Print the records again, matching each line exactly.

_ _ _ _ _ _ _

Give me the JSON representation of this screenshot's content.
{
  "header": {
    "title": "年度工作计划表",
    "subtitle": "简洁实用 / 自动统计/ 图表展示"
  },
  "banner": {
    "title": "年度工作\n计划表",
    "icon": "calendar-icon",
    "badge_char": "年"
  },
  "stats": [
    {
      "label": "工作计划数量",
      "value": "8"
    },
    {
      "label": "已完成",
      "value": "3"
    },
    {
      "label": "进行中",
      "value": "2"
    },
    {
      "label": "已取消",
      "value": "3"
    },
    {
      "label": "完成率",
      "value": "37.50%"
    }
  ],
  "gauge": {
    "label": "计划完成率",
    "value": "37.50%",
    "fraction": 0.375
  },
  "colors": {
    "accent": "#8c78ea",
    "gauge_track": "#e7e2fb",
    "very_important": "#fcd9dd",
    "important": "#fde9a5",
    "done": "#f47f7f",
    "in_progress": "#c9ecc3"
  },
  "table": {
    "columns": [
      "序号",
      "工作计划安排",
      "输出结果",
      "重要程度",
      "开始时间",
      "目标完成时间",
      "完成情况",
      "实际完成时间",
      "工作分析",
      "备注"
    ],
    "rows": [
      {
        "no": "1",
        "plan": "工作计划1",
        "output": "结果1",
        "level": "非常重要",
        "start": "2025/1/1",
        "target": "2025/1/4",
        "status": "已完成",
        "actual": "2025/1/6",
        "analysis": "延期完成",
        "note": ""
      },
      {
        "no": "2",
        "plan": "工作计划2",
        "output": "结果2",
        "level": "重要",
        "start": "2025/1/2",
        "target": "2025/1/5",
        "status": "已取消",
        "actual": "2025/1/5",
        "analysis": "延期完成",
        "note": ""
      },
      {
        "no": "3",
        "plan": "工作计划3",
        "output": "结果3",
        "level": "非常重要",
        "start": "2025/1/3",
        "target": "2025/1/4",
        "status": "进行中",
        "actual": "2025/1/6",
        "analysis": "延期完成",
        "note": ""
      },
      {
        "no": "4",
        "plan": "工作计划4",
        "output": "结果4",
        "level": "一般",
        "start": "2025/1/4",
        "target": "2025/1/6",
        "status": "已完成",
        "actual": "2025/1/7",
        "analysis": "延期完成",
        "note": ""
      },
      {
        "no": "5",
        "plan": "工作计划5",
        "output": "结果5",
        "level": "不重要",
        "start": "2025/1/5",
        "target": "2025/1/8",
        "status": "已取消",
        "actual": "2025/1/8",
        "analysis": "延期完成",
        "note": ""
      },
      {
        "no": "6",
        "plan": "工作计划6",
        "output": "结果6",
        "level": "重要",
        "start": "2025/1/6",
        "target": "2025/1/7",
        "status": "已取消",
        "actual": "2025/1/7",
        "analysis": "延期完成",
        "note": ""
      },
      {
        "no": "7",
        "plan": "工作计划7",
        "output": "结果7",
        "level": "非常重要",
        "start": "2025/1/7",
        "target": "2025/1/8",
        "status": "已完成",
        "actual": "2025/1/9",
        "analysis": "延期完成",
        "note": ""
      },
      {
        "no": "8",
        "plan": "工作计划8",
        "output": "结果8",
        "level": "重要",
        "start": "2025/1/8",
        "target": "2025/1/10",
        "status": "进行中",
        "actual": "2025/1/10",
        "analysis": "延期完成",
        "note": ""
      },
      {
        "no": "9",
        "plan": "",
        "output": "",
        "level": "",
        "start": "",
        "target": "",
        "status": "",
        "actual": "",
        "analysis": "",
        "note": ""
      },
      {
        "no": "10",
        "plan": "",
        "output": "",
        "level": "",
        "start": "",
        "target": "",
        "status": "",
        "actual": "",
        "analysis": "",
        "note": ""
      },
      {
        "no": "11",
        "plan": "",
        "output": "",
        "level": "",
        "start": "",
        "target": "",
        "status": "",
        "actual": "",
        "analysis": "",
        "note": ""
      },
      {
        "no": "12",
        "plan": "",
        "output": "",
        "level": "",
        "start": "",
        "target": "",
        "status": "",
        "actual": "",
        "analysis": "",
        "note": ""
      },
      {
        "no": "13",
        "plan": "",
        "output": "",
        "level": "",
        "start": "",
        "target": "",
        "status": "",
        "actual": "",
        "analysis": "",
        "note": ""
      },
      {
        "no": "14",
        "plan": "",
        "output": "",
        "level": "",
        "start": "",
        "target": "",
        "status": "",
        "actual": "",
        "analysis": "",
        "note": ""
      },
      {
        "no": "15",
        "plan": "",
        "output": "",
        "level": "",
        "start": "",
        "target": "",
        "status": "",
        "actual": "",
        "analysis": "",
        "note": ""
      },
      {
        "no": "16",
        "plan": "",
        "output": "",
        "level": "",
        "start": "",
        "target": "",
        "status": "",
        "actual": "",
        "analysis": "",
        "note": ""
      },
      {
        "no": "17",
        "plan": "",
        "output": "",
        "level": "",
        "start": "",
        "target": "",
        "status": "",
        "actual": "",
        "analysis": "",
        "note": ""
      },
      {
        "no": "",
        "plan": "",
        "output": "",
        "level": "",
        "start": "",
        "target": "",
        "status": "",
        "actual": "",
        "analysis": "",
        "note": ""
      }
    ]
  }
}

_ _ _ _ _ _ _

**Exercise output:**
Give me the JSON representation of this screenshot's content.
{
  "header": {
    "title": "年度工作计划表",
    "subtitle": "简洁实用 / 自动统计/ 图表展示"
  },
  "banner": {
    "title": "年度工作\n计划表",
    "icon": "calendar-icon",
    "badge_char": "年"
  },
  "stats": [
    {
      "label": "工作计划数量",
      "value": "8"
    },
    {
      "label": "已完成",
      "value": "3"
    },
    {
      "label": "进行中",
      "value": "2"
    },
    {
      "label": "已取消",
      "value": "3"
    },
    {
      "label": "完成率",
      "value": "37.50%"
    }
  ],
  "gauge": {
    "label": "计划完成率",
    "value": "37.50%",
    "fraction": 0.375
  },
  "colors": {
    "accent": "#8c78ea",
    "gauge_track": "#e7e2fb",
    "very_important": "#fcd9dd",
    "important": "#fde9a5",
    "done": "#f47f7f",
    "in_progress": "#c9ecc3"
  },
  "table": {
    "columns": [
      "序号",
      "工作计划安排",
      "输出结果",
      "重要程度",
      "开始时间",
      "目标完成时间",
      "完成情况",
      "实际完成时间",
      "工作分析",
      "备注"
    ],
    "rows": [
      {
        "no": "1",
        "plan": "工作计划1",
        "output": "结果1",
        "level": "非常重要",
        "start": "2025/1/1",
        "target": "2025/1/4",
        "status": "已完成",
        "actual": "2025/1/6",
        "analysis": "延期完成",
        "note": ""
      },
      {
        "no": "2",
        "plan": "工作计划2",
        "output": "结果2",
        "level": "重要",
        "start": "2025/1/2",
        "target": "2025/1/5",
        "status": "已取消",
        "actual": "2025/1/5",
        "analysis": "延期完成",
        "note": ""
      },
      {
        "no": "3",
        "plan": "工作计划3",
        "output": "结果3",
        "level": "非常重要",
        "start": "2025/1/3",
        "target": "2025/1/4",
        "status": "进行中",
        "actual": "2025/1/6",
        "analysis": "延期完成",
        "note": ""
      },
      {
        "no": "4",
        "plan": "工作计划4",
        "output": "结果4",
        "level": "一般",
        "start": "2025/1/4",
        "target": "2025/1/6",
        "status": "已完成",
        "actual": "2025/1/7",
        "analysis": "延期完成",
        "note": ""
      },
      {
        "no": "5",
        "plan": "工作计划5",
        "output": "结果5",
        "level": "不重要",
        "start": "2025/1/5",
        "target": "2025/1/8",
        "status": "已取消",
        "actual": "2025/1/8",
        "analysis": "延期完成",
        "note": ""
      },
      {
        "no": "6",
        "plan": "工作计划6",
        "output": "结果6",
        "level": "重要",
        "start": "2025/1/6",
        "target": "2025/1/7",
        "status": "已取消",
        "actual": "2025/1/7",
        "analysis": "延期完成",
        "note": ""
      },
      {
        "no": "7",
        "plan": "工作计划7",
        "output": "结果7",
        "level": "非常重要",
        "start": "2025/1/7",
        "target": "2025/1/8",
        "status": "已完成",
        "actual": "2025/1/9",
        "analysis": "延期完成",
        "note": ""
      },
      {
        "no": "8",
        "plan": "工作计划8",
        "output": "结果8",
        "level": "重要",
        "start": "2025/1/8",
        "target": "2025/1/10",
        "status": "进行中",
        "actual": "2025/1/10",
        "analysis": "延期完成",
        "note": ""
      },
      {
        "no": "9",
        "plan": "",
        "output": "",
        "level": "",
        "start": "",
        "target": "",
        "status": "",
        "actual": "",
        "analysis": "",
        "note": ""
      },
      {
        "no": "10",
        "plan": "",
        "output": "",
        "level": "",
        "start": "",
        "target": "",
        "status": "",
        "actual": "",
        "analysis": "",
        "note": ""
      },
      {
        "no": "11",
        "plan": "",
        "output": "",
        "level": "",
        "start": "",
        "target": "",
        "status": "",
        "actual": "",
        "analysis": "",
        "note": ""
      },
      {
        "no": "12",
        "plan": "",
        "output": "",
        "level": "",
        "start": "",
        "target": "",
        "status": "",
        "actual": "",
        "analysis": "",
        "note": ""
      },
      {
        "no": "13",
        "plan": "",
        "output": "",
        "level": "",
        "start": "",
        "target": "",
        "status": "",
        "actual": "",
        "analysis": "",
        "note": ""
      },
      {
        "no": "14",
        "plan": "",
        "output": "",
        "level": "",
        "start": "",
        "target": "",
        "status": "",
        "actual": "",
        "analysis": "",
        "note": ""
      },
      {
        "no": "15",
        "plan": "",
        "output": "",
        "level": "",
        "start": "",
        "target": "",
        "status": "",
        "actual": "",
        "analysis": "",
        "note": ""
      },
      {
        "no": "16",
        "plan": "",
        "output": "",
        "level": "",
        "start": "",
        "target": "",
        "status": "",
        "actual": "",
        "analysis": "",
        "note": ""
      },
      {
        "no": "17",
        "plan": "",
        "output": "",
        "level": "",
        "start": "",
        "target": "",
        "status": "",
        "actual": "",
        "analysis": "",
        "note": ""
      },
      {
        "no": "",
        "plan": "",
        "output": "",
        "level": "",
        "start": "",
        "target": "",
        "status": "",
        "actual": "",
        "analysis": "",
        "note": ""
      }
    ]
  }
}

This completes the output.